◆ **Record extracts**:
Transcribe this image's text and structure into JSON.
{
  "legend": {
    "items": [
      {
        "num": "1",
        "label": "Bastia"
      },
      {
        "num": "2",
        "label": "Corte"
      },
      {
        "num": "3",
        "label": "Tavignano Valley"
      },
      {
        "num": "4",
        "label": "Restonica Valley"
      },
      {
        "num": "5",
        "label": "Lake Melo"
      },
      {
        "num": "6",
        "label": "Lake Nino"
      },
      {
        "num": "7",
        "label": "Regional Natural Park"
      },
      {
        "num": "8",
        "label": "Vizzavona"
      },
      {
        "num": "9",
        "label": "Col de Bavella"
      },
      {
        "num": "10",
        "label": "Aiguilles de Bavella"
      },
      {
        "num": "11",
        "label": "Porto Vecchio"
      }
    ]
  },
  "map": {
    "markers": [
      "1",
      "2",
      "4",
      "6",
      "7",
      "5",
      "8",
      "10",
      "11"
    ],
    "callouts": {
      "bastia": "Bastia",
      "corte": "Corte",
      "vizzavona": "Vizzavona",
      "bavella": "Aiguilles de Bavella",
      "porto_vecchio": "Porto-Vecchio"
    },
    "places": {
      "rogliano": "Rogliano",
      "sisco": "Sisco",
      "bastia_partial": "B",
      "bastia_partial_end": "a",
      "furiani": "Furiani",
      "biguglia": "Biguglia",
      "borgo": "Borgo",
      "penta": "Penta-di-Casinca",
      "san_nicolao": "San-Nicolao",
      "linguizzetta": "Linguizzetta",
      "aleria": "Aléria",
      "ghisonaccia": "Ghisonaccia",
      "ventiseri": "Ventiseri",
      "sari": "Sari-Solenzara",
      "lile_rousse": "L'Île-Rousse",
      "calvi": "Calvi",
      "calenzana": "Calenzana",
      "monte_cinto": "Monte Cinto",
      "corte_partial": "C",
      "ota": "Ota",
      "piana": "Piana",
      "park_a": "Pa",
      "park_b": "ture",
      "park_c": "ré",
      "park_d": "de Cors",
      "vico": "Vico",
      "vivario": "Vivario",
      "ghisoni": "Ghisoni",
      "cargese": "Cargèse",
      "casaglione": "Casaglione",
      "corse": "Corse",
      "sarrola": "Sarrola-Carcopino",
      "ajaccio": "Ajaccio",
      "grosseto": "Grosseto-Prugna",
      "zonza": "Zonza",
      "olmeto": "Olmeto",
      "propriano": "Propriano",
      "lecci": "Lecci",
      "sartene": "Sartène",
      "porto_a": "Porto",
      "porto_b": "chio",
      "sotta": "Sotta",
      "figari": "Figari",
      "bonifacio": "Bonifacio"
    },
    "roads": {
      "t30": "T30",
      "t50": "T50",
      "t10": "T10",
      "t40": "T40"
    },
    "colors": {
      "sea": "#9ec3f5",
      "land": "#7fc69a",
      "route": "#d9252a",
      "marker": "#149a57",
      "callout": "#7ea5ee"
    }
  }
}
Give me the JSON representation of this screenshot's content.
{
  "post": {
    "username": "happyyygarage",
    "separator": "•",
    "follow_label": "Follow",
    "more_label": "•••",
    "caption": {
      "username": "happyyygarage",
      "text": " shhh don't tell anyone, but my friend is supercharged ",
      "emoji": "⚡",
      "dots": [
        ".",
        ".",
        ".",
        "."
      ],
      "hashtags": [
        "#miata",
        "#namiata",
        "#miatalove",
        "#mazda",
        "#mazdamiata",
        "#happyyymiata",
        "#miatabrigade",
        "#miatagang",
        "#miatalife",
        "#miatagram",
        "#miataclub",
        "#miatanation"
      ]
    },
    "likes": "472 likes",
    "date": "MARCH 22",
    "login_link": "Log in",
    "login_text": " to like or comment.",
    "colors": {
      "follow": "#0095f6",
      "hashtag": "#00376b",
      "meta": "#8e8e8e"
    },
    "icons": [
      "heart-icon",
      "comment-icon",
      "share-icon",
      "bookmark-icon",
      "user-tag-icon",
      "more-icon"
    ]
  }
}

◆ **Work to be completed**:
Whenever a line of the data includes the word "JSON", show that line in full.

◆ **Output for this exercise**:
Transcribe this image's text and structure into JSON.
Give me the JSON representation of this screenshot's content.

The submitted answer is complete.